Once professors agreed to use their class time for the assessment, an assessment representative would:
- Visit the allotted class period,
- Present a slide with a QR code to the survey and quick details on the survey,
- Introduce the purpose, method, and instructions for the survey verbally, and
- Remain in the classroom for the next 10-15 minutes as students took the survey in real-time.

The survey was also shared with students via flyers, email campaigns, social media, and Earth Week events.

A brief summary of results from the literacy assessment(s):

There were 724 responses to the survey, representing a significant portion of Cal Poly’s student population. The first 13 questions of the assessment were literacy questions, and students were graded on their multiple choice answers. The average score was 7.91 out of 13, or 60.8%; comparatively, in 2018, the average score was 6.424 out of 10, or 64.24%. This difference may be attributed to asking more questions in 2023, and attempting to remove what was determined to be leading language from the 2018 assessment.

For 9 of the 13 questions, the average correct response rate was 60.40% to 91.57%. The 4 questions with the worst averages, in comparison, got a correct response rate average of 17.82% to 38.54%. The 4 questions students consistently did worst on were the two with a Cal Poly focus, and the two related to greenhouse gas emissions.

Score increased with the number of classes taken that taught sustainability topics (participants were able to indicate having taken 0, 1-2, or 3+ courses on sustainability). There is a positive relationship between score on the assessment, and ranking of the importance of sustainability in the values/culture (participants were asked to rank the importance of sustainability on a 0-5 scale).

Website URL where information about the sustainability literacy assessment is available:

Additional documentation to support the submission:

Data source(s) and notes about the submission:

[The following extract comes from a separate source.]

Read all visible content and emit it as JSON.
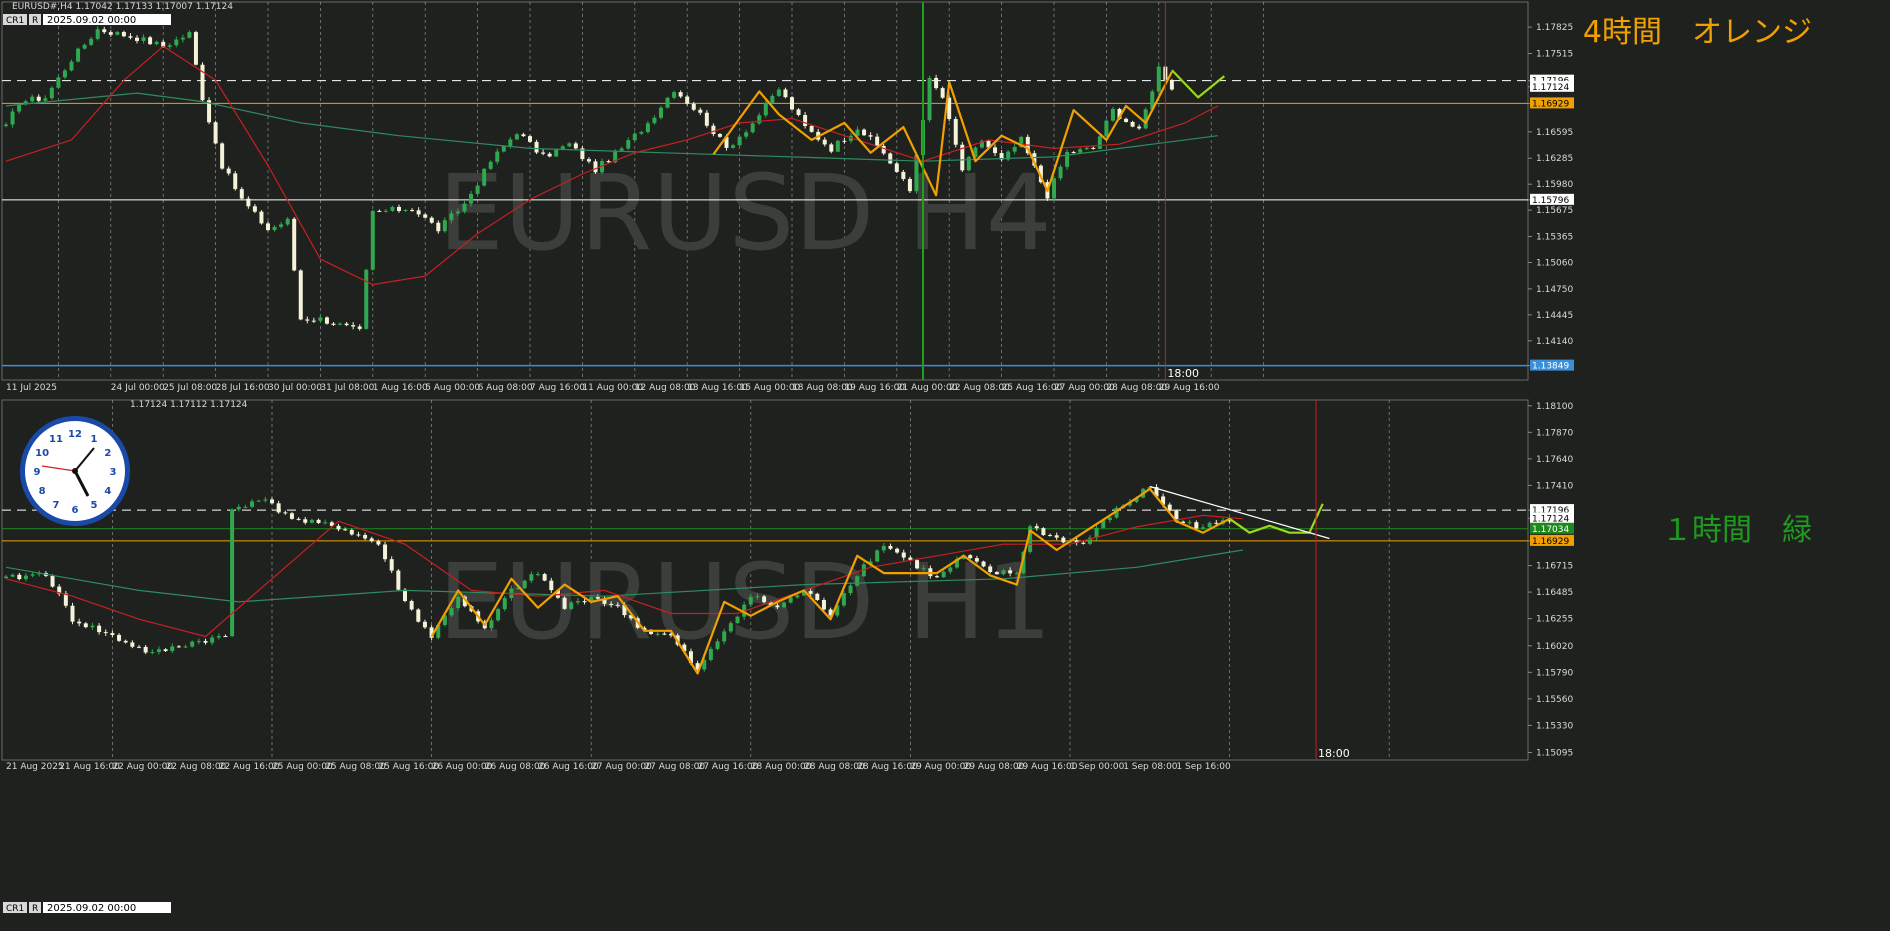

The information presented here is self-reported. While AASHE staff review portions of all STARS reports and institutions are welcome to seek additional forms of review, the data in STARS reports are not verified by AASHE. If you believe any of this information is erroneous or inconsistent with credit criteria, please review the process for inquiring about the information reported by an institution or simply email your inquiry to stars@aashe.org.